-- Problem requirements --
Exact reproduction of all the data is required, with pictures excluded.

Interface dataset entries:
.....

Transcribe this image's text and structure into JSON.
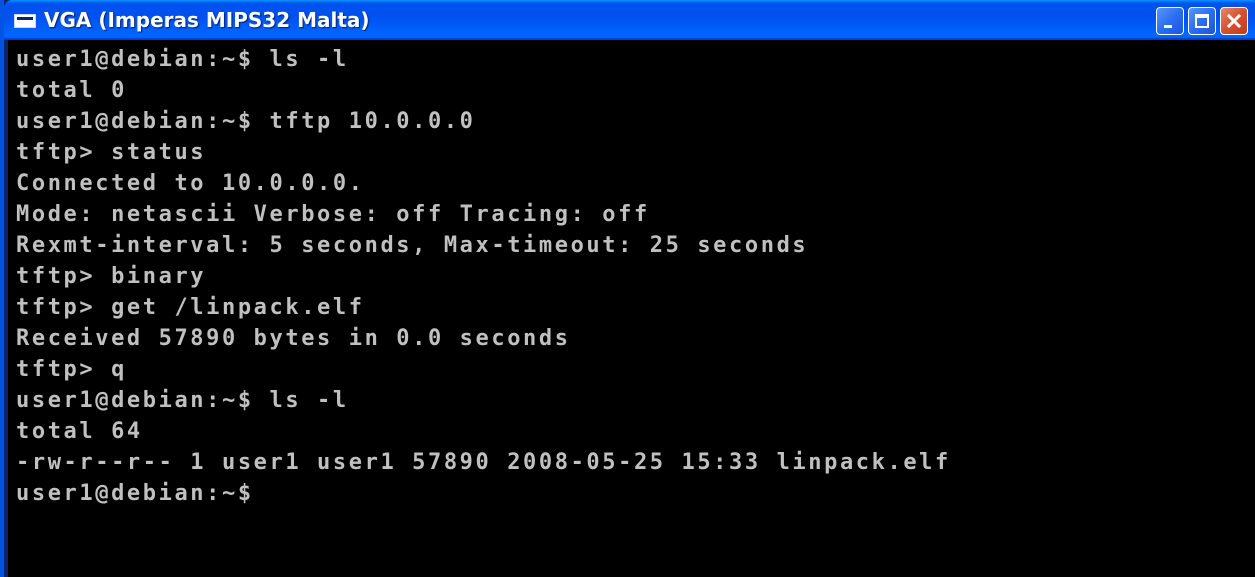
{
  "window": {
    "title": "VGA (Imperas MIPS32 Malta)",
    "icon": "terminal-window-icon",
    "controls": {
      "minimize_icon": "minimize-icon",
      "maximize_icon": "maximize-icon",
      "close_icon": "close-icon"
    }
  },
  "colors": {
    "titlebar": "#0054e3",
    "terminal_bg": "#000000",
    "terminal_fg": "#c0c0c0",
    "close_button": "#d5502c"
  },
  "terminal": {
    "lines": [
      "user1@debian:~$ ls -l",
      "total 0",
      "user1@debian:~$ tftp 10.0.0.0",
      "tftp> status",
      "Connected to 10.0.0.0.",
      "Mode: netascii Verbose: off Tracing: off",
      "Rexmt-interval: 5 seconds, Max-timeout: 25 seconds",
      "tftp> binary",
      "tftp> get /linpack.elf",
      "Received 57890 bytes in 0.0 seconds",
      "tftp> q",
      "user1@debian:~$ ls -l",
      "total 64",
      "-rw-r--r-- 1 user1 user1 57890 2008-05-25 15:33 linpack.elf",
      "user1@debian:~$"
    ]
  }
}
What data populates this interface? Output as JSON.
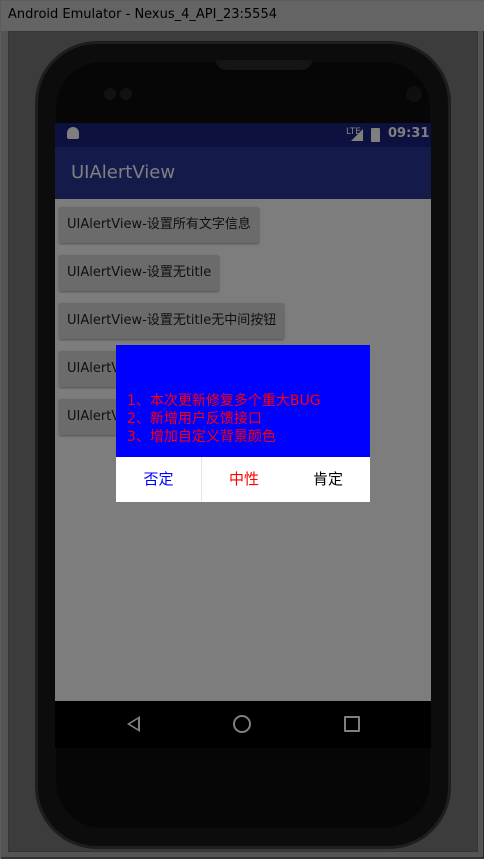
{
  "window": {
    "title": "Android Emulator - Nexus_4_API_23:5554"
  },
  "status_bar": {
    "network": "LTE",
    "time": "09:31"
  },
  "app_bar": {
    "title": "UIAlertView"
  },
  "buttons": [
    {
      "label": "UIAlertView-设置所有文字信息"
    },
    {
      "label": "UIAlertView-设置无title"
    },
    {
      "label": "UIAlertView-设置无title无中间按钮"
    },
    {
      "label": "UIAlertView-"
    },
    {
      "label": "UIAlertView-"
    }
  ],
  "dialog": {
    "message_lines": [
      "1、本次更新修复多个重大BUG",
      "2、新增用户反馈接口",
      "3、增加自定义背景颜色"
    ],
    "message_color": "#ff0000",
    "background_color": "#0000ff",
    "negative": {
      "label": "否定",
      "color": "#0000ff"
    },
    "neutral": {
      "label": "中性",
      "color": "#ff0000"
    },
    "positive": {
      "label": "肯定",
      "color": "#000000"
    }
  },
  "nav_bar": {
    "icons": [
      "back-icon",
      "home-icon",
      "recents-icon"
    ]
  },
  "colors": {
    "status_bar": "#1a237e",
    "app_bar": "#283593"
  }
}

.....

-- Answer to this task --
Transcribe this image's text and structure into JSON.
{
  "window": {
    "title": "VGA (Imperas MIPS32 Malta)",
    "icon": "terminal-window-icon",
    "controls": {
      "minimize_icon": "minimize-icon",
      "maximize_icon": "maximize-icon",
      "close_icon": "close-icon"
    }
  },
  "colors": {
    "titlebar": "#0054e3",
    "terminal_bg": "#000000",
    "terminal_fg": "#c0c0c0",
    "close_button": "#d5502c"
  },
  "terminal": {
    "lines": [
      "user1@debian:~$ ls -l",
      "total 0",
      "user1@debian:~$ tftp 10.0.0.0",
      "tftp> status",
      "Connected to 10.0.0.0.",
      "Mode: netascii Verbose: off Tracing: off",
      "Rexmt-interval: 5 seconds, Max-timeout: 25 seconds",
      "tftp> binary",
      "tftp> get /linpack.elf",
      "Received 57890 bytes in 0.0 seconds",
      "tftp> q",
      "user1@debian:~$ ls -l",
      "total 64",
      "-rw-r--r-- 1 user1 user1 57890 2008-05-25 15:33 linpack.elf",
      "user1@debian:~$"
    ]
  }
}
What data populates this interface? Output as JSON.
{
  "window": {
    "title": "Android Emulator - Nexus_4_API_23:5554"
  },
  "status_bar": {
    "network": "LTE",
    "time": "09:31"
  },
  "app_bar": {
    "title": "UIAlertView"
  },
  "buttons": [
    {
      "label": "UIAlertView-设置所有文字信息"
    },
    {
      "label": "UIAlertView-设置无title"
    },
    {
      "label": "UIAlertView-设置无title无中间按钮"
    },
    {
      "label": "UIAlertView-"
    },
    {
      "label": "UIAlertView-"
    }
  ],
  "dialog": {
    "message_lines": [
      "1、本次更新修复多个重大BUG",
      "2、新增用户反馈接口",
      "3、增加自定义背景颜色"
    ],
    "message_color": "#ff0000",
    "background_color": "#0000ff",
    "negative": {
      "label": "否定",
      "color": "#0000ff"
    },
    "neutral": {
      "label": "中性",
      "color": "#ff0000"
    },
    "positive": {
      "label": "肯定",
      "color": "#000000"
    }
  },
  "nav_bar": {
    "icons": [
      "back-icon",
      "home-icon",
      "recents-icon"
    ]
  },
  "colors": {
    "status_bar": "#1a237e",
    "app_bar": "#283593"
  }
}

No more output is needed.